• YOUR INSTRUCTIONS: If a line in the data contains "desc", copy it out.

• DATA TO EXAMINE:
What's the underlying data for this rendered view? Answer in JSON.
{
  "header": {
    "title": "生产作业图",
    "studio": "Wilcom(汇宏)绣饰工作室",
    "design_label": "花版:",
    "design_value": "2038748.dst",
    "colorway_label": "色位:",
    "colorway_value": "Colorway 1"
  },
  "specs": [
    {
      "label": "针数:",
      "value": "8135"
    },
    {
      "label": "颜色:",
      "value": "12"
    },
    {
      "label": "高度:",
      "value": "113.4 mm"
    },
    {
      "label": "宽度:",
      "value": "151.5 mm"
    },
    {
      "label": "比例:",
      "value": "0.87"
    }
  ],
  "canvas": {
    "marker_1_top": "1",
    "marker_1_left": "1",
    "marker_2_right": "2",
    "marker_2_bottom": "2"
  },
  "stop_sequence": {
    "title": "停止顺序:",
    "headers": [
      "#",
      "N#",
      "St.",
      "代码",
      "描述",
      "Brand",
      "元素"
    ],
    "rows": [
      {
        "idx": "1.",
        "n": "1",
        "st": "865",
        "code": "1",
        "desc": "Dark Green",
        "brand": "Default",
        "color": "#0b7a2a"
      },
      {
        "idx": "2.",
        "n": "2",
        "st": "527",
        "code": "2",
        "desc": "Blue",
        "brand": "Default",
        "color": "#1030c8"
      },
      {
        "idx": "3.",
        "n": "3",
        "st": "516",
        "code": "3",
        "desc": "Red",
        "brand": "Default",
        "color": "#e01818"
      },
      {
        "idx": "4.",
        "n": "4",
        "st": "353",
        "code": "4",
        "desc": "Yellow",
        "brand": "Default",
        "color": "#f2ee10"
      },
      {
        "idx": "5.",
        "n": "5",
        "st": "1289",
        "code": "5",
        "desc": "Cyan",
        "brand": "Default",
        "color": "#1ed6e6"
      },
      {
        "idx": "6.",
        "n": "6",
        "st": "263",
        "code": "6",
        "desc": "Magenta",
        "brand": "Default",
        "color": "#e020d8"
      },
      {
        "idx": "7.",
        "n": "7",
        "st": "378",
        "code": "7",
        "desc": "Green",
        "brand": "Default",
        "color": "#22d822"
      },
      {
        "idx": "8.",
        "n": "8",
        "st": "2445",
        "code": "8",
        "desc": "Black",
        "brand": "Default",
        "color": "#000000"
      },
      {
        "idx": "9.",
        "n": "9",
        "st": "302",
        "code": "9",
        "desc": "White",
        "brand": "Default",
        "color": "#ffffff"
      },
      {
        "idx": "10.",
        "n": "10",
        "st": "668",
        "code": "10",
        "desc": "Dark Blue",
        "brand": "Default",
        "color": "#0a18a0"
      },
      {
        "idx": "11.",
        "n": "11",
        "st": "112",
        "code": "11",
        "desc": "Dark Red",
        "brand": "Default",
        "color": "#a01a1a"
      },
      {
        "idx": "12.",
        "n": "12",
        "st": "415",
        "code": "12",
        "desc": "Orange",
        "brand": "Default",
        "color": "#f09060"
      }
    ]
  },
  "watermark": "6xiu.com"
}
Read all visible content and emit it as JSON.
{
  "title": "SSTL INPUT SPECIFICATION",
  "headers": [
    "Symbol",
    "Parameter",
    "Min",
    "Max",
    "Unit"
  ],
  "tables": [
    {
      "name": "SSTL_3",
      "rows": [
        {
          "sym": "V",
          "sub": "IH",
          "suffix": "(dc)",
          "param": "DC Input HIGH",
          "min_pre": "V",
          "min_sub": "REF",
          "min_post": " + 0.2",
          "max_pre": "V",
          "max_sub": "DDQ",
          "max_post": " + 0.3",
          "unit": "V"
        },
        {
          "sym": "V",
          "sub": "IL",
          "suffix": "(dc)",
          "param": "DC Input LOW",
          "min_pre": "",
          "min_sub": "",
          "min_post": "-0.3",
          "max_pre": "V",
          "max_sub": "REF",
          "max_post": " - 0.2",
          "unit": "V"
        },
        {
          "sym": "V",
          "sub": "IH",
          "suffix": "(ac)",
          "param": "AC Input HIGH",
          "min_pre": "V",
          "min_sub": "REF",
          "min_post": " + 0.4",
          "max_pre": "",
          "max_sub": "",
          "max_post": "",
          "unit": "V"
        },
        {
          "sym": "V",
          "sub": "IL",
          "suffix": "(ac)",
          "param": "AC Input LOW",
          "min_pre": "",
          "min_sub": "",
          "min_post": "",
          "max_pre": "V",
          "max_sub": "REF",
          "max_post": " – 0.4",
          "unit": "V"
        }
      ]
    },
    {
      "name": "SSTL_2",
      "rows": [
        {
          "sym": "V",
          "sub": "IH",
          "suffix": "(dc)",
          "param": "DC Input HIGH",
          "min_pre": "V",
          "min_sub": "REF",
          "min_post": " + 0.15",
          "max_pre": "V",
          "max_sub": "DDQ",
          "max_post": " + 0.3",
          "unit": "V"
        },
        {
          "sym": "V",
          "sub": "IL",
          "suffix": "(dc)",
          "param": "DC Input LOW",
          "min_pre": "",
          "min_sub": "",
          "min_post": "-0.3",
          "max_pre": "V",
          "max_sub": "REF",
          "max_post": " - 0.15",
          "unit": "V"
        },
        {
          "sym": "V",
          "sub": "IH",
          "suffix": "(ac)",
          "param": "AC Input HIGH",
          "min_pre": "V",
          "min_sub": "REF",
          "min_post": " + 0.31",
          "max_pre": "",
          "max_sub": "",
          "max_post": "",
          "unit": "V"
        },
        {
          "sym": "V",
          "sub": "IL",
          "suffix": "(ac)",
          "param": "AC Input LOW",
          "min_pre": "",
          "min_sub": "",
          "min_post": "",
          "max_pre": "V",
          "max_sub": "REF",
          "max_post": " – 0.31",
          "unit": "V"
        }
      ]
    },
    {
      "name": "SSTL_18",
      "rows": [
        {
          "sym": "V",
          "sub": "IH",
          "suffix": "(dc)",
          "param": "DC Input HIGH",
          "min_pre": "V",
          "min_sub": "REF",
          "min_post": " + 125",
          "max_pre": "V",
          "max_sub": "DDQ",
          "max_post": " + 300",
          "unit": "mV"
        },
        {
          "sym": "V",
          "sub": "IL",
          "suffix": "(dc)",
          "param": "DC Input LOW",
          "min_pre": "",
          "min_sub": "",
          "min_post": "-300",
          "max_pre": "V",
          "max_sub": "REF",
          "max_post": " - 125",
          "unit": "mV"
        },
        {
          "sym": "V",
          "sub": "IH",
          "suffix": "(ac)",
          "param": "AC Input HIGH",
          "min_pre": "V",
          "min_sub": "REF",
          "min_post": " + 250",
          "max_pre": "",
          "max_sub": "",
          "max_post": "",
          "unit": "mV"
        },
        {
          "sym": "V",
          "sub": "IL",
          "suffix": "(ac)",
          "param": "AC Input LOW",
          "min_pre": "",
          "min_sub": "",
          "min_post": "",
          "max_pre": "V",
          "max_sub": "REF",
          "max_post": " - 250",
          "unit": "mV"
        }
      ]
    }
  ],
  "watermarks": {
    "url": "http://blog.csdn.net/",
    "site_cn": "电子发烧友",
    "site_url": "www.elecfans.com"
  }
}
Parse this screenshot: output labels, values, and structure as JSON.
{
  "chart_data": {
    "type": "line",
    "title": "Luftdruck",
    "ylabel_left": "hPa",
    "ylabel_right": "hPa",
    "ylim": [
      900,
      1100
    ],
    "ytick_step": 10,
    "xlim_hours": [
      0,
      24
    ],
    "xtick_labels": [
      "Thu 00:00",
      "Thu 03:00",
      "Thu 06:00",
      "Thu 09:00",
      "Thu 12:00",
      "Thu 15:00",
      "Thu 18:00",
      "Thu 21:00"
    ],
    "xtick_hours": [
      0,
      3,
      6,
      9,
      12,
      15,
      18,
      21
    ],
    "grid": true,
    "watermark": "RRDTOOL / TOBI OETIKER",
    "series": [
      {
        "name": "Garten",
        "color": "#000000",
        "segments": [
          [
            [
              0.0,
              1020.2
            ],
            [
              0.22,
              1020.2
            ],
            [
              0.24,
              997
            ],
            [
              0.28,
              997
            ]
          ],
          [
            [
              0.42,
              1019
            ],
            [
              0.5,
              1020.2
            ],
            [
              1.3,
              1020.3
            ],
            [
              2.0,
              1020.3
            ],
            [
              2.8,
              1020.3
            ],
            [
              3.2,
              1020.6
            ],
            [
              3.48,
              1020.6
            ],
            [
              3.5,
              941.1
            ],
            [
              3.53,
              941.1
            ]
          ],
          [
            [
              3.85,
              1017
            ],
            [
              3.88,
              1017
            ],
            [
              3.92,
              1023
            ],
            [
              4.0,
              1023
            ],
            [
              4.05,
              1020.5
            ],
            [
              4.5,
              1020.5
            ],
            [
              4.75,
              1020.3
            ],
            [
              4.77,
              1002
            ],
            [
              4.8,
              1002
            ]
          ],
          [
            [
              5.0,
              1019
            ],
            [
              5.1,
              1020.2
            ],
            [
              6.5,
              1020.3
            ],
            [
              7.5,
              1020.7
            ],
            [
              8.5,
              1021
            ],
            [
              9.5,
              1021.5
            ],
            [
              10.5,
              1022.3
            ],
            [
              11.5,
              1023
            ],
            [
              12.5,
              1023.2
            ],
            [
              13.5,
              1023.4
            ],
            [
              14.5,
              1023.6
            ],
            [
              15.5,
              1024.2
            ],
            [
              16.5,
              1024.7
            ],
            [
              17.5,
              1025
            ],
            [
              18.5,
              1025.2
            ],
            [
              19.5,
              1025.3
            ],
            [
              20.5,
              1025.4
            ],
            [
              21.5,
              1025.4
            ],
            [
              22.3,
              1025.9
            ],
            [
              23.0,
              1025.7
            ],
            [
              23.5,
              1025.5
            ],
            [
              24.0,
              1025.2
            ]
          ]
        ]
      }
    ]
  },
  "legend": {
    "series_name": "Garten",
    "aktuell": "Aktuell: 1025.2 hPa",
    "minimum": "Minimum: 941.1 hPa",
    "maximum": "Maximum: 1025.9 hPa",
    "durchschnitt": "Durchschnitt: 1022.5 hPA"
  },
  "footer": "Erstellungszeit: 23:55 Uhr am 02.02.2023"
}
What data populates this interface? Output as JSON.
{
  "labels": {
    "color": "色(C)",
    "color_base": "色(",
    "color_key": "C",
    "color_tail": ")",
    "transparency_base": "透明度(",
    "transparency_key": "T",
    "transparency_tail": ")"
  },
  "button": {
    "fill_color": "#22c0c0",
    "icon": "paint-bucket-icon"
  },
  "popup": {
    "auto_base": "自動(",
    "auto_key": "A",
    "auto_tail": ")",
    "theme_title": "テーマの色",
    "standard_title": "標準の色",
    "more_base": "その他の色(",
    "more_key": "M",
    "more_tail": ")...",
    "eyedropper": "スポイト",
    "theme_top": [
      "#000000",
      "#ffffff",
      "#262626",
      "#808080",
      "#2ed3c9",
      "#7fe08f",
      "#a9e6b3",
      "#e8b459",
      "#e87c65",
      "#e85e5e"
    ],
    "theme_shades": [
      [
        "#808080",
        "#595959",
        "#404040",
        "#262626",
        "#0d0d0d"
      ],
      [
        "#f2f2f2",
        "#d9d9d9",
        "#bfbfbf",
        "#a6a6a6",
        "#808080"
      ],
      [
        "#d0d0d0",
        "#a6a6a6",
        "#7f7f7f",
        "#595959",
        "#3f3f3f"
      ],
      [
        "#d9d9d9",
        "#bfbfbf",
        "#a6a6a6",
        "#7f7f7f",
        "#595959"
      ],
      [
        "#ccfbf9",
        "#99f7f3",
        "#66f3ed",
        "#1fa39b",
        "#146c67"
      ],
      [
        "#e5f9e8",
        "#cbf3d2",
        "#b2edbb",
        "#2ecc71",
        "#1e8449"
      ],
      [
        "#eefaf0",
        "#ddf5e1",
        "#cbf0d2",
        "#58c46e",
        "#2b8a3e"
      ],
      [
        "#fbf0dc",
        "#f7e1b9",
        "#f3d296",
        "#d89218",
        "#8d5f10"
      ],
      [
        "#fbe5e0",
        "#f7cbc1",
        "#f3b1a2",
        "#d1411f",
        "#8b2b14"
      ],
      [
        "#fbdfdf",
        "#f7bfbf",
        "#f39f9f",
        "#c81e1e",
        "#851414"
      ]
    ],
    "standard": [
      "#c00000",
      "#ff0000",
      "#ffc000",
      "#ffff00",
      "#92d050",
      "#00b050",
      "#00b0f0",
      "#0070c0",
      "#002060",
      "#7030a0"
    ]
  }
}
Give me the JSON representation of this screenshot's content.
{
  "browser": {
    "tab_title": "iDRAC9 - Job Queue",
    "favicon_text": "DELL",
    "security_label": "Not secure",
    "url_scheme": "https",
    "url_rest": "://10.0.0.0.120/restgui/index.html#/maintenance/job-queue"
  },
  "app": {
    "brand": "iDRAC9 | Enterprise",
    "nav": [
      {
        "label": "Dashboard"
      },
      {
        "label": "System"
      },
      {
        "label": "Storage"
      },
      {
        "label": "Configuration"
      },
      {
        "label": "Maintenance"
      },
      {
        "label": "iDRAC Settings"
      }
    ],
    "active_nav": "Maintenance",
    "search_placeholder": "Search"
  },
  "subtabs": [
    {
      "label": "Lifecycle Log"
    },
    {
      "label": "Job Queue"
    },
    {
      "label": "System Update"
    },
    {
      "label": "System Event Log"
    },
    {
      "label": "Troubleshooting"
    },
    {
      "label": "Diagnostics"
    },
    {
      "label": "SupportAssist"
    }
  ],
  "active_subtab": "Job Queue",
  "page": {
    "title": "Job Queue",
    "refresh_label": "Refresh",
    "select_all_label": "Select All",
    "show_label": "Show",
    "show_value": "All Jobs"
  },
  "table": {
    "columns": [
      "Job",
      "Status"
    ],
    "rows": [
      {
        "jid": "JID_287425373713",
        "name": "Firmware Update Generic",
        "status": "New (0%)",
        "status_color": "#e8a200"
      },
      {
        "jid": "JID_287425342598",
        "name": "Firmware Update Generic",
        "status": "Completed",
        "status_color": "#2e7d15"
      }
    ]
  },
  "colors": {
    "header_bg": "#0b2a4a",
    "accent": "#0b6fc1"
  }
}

• EXPECTED OUTPUT:
        "desc": "Dark Green",
        "desc": "Blue",
        "desc": "Red",
        "desc": "Yellow",
        "desc": "Cyan",
        "desc": "Magenta",
        "desc": "Green",
        "desc": "Black",
        "desc": "White",
        "desc": "Dark Blue",
        "desc": "Dark Red",
        "desc": "Orange",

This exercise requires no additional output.